### Brief
Output all of the records word for word and drop the images.

### Material provided
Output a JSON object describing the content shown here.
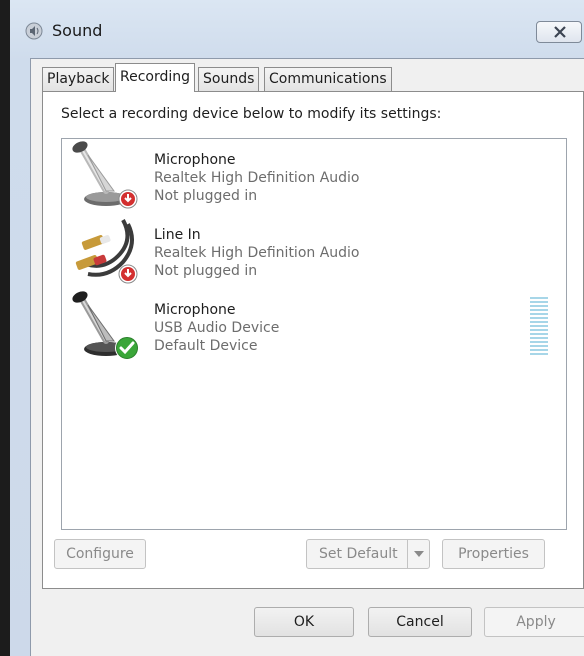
{
  "window": {
    "title": "Sound",
    "title_icon": "speaker-icon",
    "close_icon": "close-icon"
  },
  "tabs": [
    {
      "label": "Playback",
      "active": false
    },
    {
      "label": "Recording",
      "active": true
    },
    {
      "label": "Sounds",
      "active": false
    },
    {
      "label": "Communications",
      "active": false
    }
  ],
  "recording": {
    "instruction": "Select a recording device below to modify its settings:",
    "devices": [
      {
        "name": "Microphone",
        "driver": "Realtek High Definition Audio",
        "status": "Not plugged in",
        "icon": "microphone-icon",
        "badge": "unplugged-badge-icon"
      },
      {
        "name": "Line In",
        "driver": "Realtek High Definition Audio",
        "status": "Not plugged in",
        "icon": "line-in-cable-icon",
        "badge": "unplugged-badge-icon"
      },
      {
        "name": "Microphone",
        "driver": "USB Audio Device",
        "status": "Default Device",
        "icon": "microphone-icon",
        "badge": "default-check-icon"
      }
    ],
    "level_meter_bars": 15,
    "buttons": {
      "configure": "Configure",
      "set_default": "Set Default",
      "properties": "Properties"
    }
  },
  "dialog_buttons": {
    "ok": "OK",
    "cancel": "Cancel",
    "apply": "Apply"
  },
  "colors": {
    "unplugged_badge": "#d32f2f",
    "default_badge": "#3aa639",
    "level_meter": "#a7d6e8"
  }
}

### Exercise answer
Output a JSON object describing the content shown here.
{
  "window": {
    "title": "Sound",
    "title_icon": "speaker-icon",
    "close_icon": "close-icon"
  },
  "tabs": [
    {
      "label": "Playback",
      "active": false
    },
    {
      "label": "Recording",
      "active": true
    },
    {
      "label": "Sounds",
      "active": false
    },
    {
      "label": "Communications",
      "active": false
    }
  ],
  "recording": {
    "instruction": "Select a recording device below to modify its settings:",
    "devices": [
      {
        "name": "Microphone",
        "driver": "Realtek High Definition Audio",
        "status": "Not plugged in",
        "icon": "microphone-icon",
        "badge": "unplugged-badge-icon"
      },
      {
        "name": "Line In",
        "driver": "Realtek High Definition Audio",
        "status": "Not plugged in",
        "icon": "line-in-cable-icon",
        "badge": "unplugged-badge-icon"
      },
      {
        "name": "Microphone",
        "driver": "USB Audio Device",
        "status": "Default Device",
        "icon": "microphone-icon",
        "badge": "default-check-icon"
      }
    ],
    "level_meter_bars": 15,
    "buttons": {
      "configure": "Configure",
      "set_default": "Set Default",
      "properties": "Properties"
    }
  },
  "dialog_buttons": {
    "ok": "OK",
    "cancel": "Cancel",
    "apply": "Apply"
  },
  "colors": {
    "unplugged_badge": "#d32f2f",
    "default_badge": "#3aa639",
    "level_meter": "#a7d6e8"
  }
}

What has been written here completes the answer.